■ WORK ITEM ■
Check each line of the material for the string "this", and copy the lines that have it.

■ SUPPLIED ENTRIES ■

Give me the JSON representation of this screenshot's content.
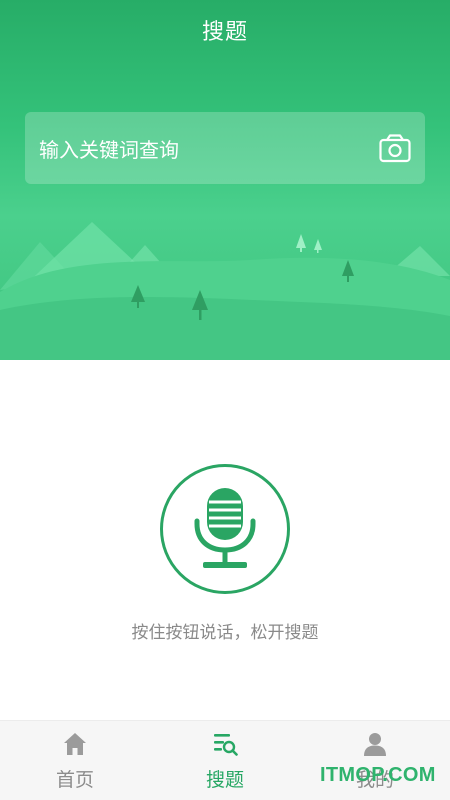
{
  "header": {
    "title": "搜题"
  },
  "search": {
    "placeholder": "输入关键词查询",
    "icon": "camera-icon"
  },
  "voice": {
    "icon": "microphone-icon",
    "hint": "按住按钮说话，松开搜题",
    "accent": "#2aa563"
  },
  "tabs": [
    {
      "label": "首页",
      "icon": "home-icon",
      "active": false
    },
    {
      "label": "搜题",
      "icon": "search-list-icon",
      "active": true
    },
    {
      "label": "我的",
      "icon": "user-icon",
      "active": false
    }
  ],
  "watermark": {
    "text": "ITMOP.COM"
  },
  "colors": {
    "brand_green": "#27ad67",
    "tab_active": "#27a764",
    "tab_inactive": "#8c8c8c"
  }
}
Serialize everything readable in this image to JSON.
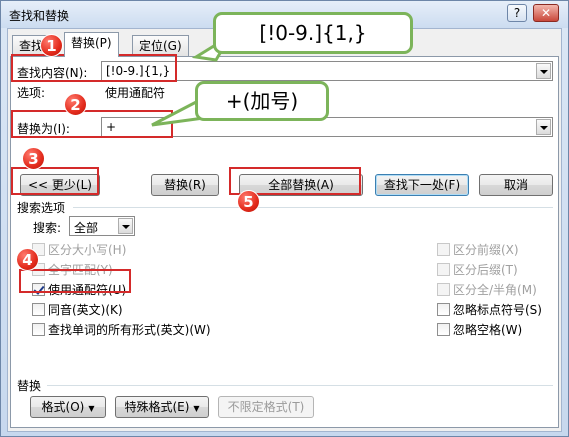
{
  "window": {
    "title": "查找和替换",
    "help_label": "?",
    "close_label": "✕"
  },
  "tabs": [
    {
      "label": "查找"
    },
    {
      "label": "替换(P)"
    },
    {
      "label": "定位(G)"
    }
  ],
  "find": {
    "label": "查找内容(N):",
    "value": "[!0-9.]{1,}",
    "options_label": "选项:",
    "options_value": "使用通配符"
  },
  "replace": {
    "label": "替换为(I):",
    "value": "+"
  },
  "buttons": {
    "less": "<< 更少(L)",
    "replace": "替换(R)",
    "replace_all": "全部替换(A)",
    "find_next": "查找下一处(F)",
    "cancel": "取消"
  },
  "search_options": {
    "group_label": "搜索选项",
    "search_label": "搜索:",
    "search_value": "全部",
    "left": [
      {
        "label": "区分大小写(H)",
        "checked": false,
        "enabled": false
      },
      {
        "label": "全字匹配(Y)",
        "checked": false,
        "enabled": false
      },
      {
        "label": "使用通配符(U)",
        "checked": true,
        "enabled": true
      },
      {
        "label": "同音(英文)(K)",
        "checked": false,
        "enabled": true
      },
      {
        "label": "查找单词的所有形式(英文)(W)",
        "checked": false,
        "enabled": true
      }
    ],
    "right": [
      {
        "label": "区分前缀(X)",
        "checked": false,
        "enabled": false
      },
      {
        "label": "区分后缀(T)",
        "checked": false,
        "enabled": false
      },
      {
        "label": "区分全/半角(M)",
        "checked": false,
        "enabled": false
      },
      {
        "label": "忽略标点符号(S)",
        "checked": false,
        "enabled": true
      },
      {
        "label": "忽略空格(W)",
        "checked": false,
        "enabled": true
      }
    ]
  },
  "replace_section": {
    "label": "替换",
    "format": "格式(O)",
    "special": "特殊格式(E)",
    "no_format": "不限定格式(T)"
  },
  "annotations": {
    "badges": [
      "1",
      "2",
      "3",
      "4",
      "5"
    ],
    "callout_find": "[!0-9.]{1,}",
    "callout_plus": "+(加号)"
  },
  "colors": {
    "highlight_red": "#d42a2a",
    "callout_green": "#7cb45a",
    "badge_red": "#e32b1c"
  }
}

■ YOUR RESPONSE ■
Give me the JSON representation of this screenshot's content.
Serialize everything readable in this image to JSON.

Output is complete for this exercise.